How to Get Into a Programming Career

I was just talking to a friend about programming. She’s interested for all kinds of reasons, not the least of which is that she’s read all about how ‘programming is the future’ and that tech people make tons of money.

We talked about some things that I thought would be useful to share more openly — so here it is: my advice for getting into programming, System Administration, or any other technology path.

Read more

32c3 Video: Capability-Based Security

System Administration and programming are becoming more and more entwined with each passing year. If you’re not programming yet (or don’t view the scripting/configuration-management you do as programming), my hunch is that you will be, soon.

There were a few talks at 32c3 about different methods for securing applications on Linux and Unix. You’ve probably heard of several, like AppArmor, SELinux. Capsicum is an interesting solution for FreeBSD; its basics are explained well in this video (although the video is really about another technology).

We’re definitely still at the very beginning stages of running untrusted code safely on our machines. It’s kludgy, breaks common applications, and works cleanly for only a few very specific use-cases at the moment. One of the problems is that applications really aren’t written with containment in mind — a lot of security problems require the cooperation of developers to really work smoothly. For example, your web browser needs to read and write files ANYWHERE on your filesystem (for opening local HTML and saving files from the Web). Even if web browsers had no other features, this would make them difficult to effectively contain.

CloudABI looks like it’s a big step forward in this space. It’s a way to limit what software can do once it’s running on your system; a sort of ‘restricted execution environment.’ CloudABI has three huge features, along with many great small ones):

  • Capsicum is always turned on.
  • Applications are forced to behave (no global namespaces, no hardcoded filepaths). Dependency injection is enforced.
  • Implementations/Ports for NetBSD + Linux.

This talk gives you a good idea of how it works on both a theoretical and a practical level. Even if you never write applications that comply with an environment like CloudABI or mechanisms like Capsicum/SELinux/AppArmor/etc., this talk is an interesting introduction to the thoughts behind how to contain applications, write safer/less-exploitable applications, and otherwise improve Operating System security.


The Education of a System Administrator

Here’s something that surprises many people: I actually don’t have a college degree. Before I got into System Administration, I did all kinds of things: I’ve been a soldier, carpet salesman, martial arts teacher, Chinese massage (Tui Na) practitioner, data entry temp, bakery worker, and a few other things.

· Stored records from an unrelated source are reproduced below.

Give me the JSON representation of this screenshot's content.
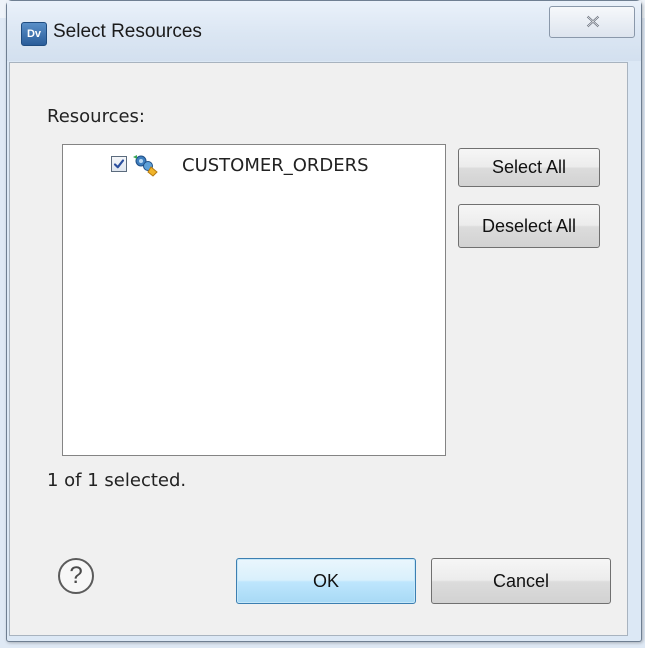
{
  "window": {
    "icon_text": "Dv",
    "title": "Select Resources"
  },
  "dialog": {
    "resources_label": "Resources:",
    "resources": [
      {
        "label": "CUSTOMER_ORDERS",
        "checked": true
      }
    ],
    "select_all_label": "Select All",
    "deselect_all_label": "Deselect All",
    "status_text": "1 of 1 selected.",
    "help_glyph": "?",
    "ok_label": "OK",
    "cancel_label": "Cancel"
  },
  "colors": {
    "ok_button_border": "#3c7fb1",
    "title_bar": "#dce8f5",
    "client_bg": "#f0f0f0"
  }
}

On the surface, these don’t look like they are related to System Administration, but each of these other attempts at ‘finding the right career’ taught me something valuable that I still use today in System Administration and Development work.

For example, all that ‘unrelated‘ experience has taught me how to

Read more

Chaos Communication Congress 2015 (32c3) Report

I just came back from the 2015 Chaos Communication Congress in Hamburg, Germany — my brain is going to need some time to process everything that I’ve experienced in the past week.

The congress is in some sense a combination of Burning Man and DEFCON. Four days of nonstop talks, workshops/assemblies, impromptu parties and projects, capture the flag, and much more. Some of the things we did there (this counts for about 0.01% of the available activities):

  • Attend talks about a huge number of topics, ranging from Open-Source intelligence, hardware trojans, the Tor network, privilege-dropping frameworks in Unix and Linux, reverse engineering, quantum computing and cryptography, journalism, politics and law, etc.
  • Drink huge amounts of Mate.
  • New friends and drinking buddies!
  • Whisk(e)y tasting.
  • Participate in a CTF contest.
  • Play around at a lockpicking workshop.
  • Talk to tons of programmers, infrastructure people, security specialists, journalists, artists, tinkerers, hobbyists, and other computer-folk.
  • etc.

I’ll spend some time posting the talks I enjoyed the most — if you’re interested in sorting through them yourself, here are some links:


Read more